Verizon dropped a real stinker on the NCAA Final Four called #WeNeedMore, and we need to talk about it.

You’d think a wireless telecom giant wouldn’t pay north of $1 million for a 60-second commercial without a decent piece of creative to share, but they somehow managed to take a promising message and twist it beyond recognition.

First, you’ll have to suffer through the commercial itself:

Let’s Boil Advertising Down to Positive and Negative Messaging

Typically, advertisers choose either a positive or negative strategy before they start cranking out ad copy.

Negative messaging focuses on something worth avoiding at all costs, and the action being advertised (a donation or product, for instance) is the savior from that terrible fate.

Positive messaging dangles a desirable outcome in front of you like a carrot in front of a donkey (fitness, wealth, etc.). Wordstream studied this in depth in 2015 using A/B testing.

The positive advertisement in Wordstream’s study looked like this:

The negative ad took a different approach:

In this case, the negative ad produced 125% more conversions than the positive ad, but the results are neither here nor there—the point is that advertisers have to commit to an approach and execute that message effectively.

And that’s where Verizon went horribly wrong.

Verizon’s #WeNeedMore Commercial Conflated Positive and Negative Messaging

Verizon’s commercial started off in a harmless manner. With promise glimmering in their eyes, young kids recited career goals to the camera, while we couch-dwellers watched and hoped that maybe someday they would, in fact, be successful models and athletes.

And then Verizon, like the wireless curmudgeons we all know them to be, stepped in and dashed those hopes. How would your ten-year-old self have reacted to seeing your hero on TV saying, “My life is pretty awesome, but you’ll never accomplish your dreams—SO DON’T EVEN TRY.”
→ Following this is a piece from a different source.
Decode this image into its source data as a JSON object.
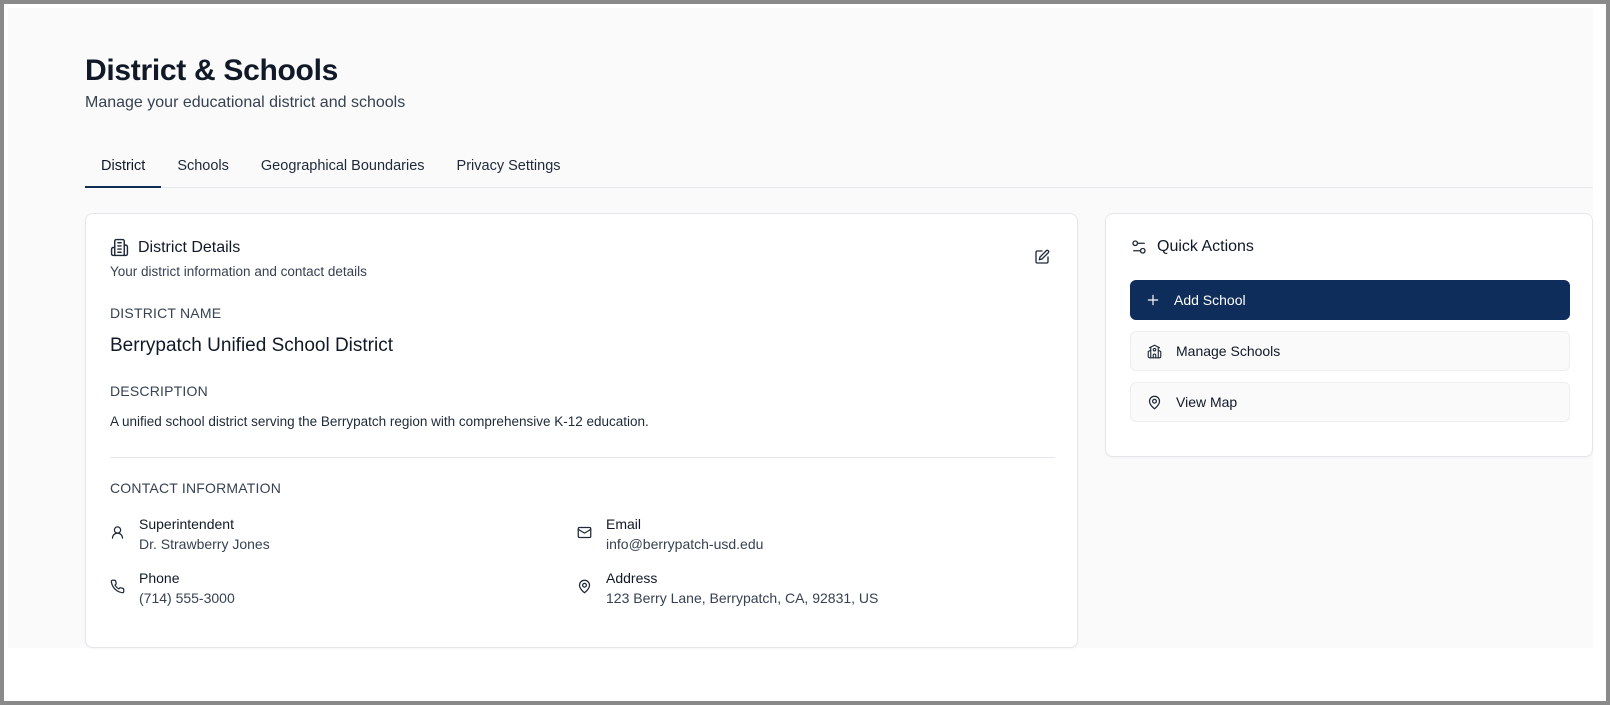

Anyways, that’s how it came across, even to my cynical adult self. Kids across the US are undoubtedly depressed today. Thanks, Verizon.

What Could Verizon Have Done Better?

In my opinion, the 60-second spot could have . . .

  1. Focused on the coolness of a tech career by showing tech “celebrities” doing cool stuff. You know, Jeff Bezos controlling a robot suit or Elon Musk talking about his rocket landing. An obvious call to action could be, “Hey, do you want to be rich and awesome like these people? #WeNeedMore in technology!”
  1. Featured those same professional athletes and models telling kids across the US that we need more young people to pursue tech. You can still use the kids’ heroes to convince them to get into tech! What did Verizon do instead? They made those celebrities tell kids that “We don’t need more LeBrons.”

Both would have been positive strategies, and both would have made tech look desirable without breaking any hearts.

Instead, Verizon confused positive and negative messaging by showing those cool, sexy celebrities in their environment, and then pulled a “bait and switch” to the negative side when those same celebrities turned to the camera and basically said, “We don’t want you in our club, kid. Go do something else with your life.”

Verizon essentially glorified the life of a model or athlete and dangled that carrot in front of TV viewers, only to yank it away and say, “but you can’t have this.”

That’s a great way to reach kids, right?

Wrong. Verizon would have been better off not using kid’s hopes, dreams, and idols against them in some patronizing, ignorant way. In doing so, they both dashed dreams across the county and made their own offering (a career in tech) look second-rate to the very careers they were advertising against.

The most ironic part? We actually do need more LeBrons.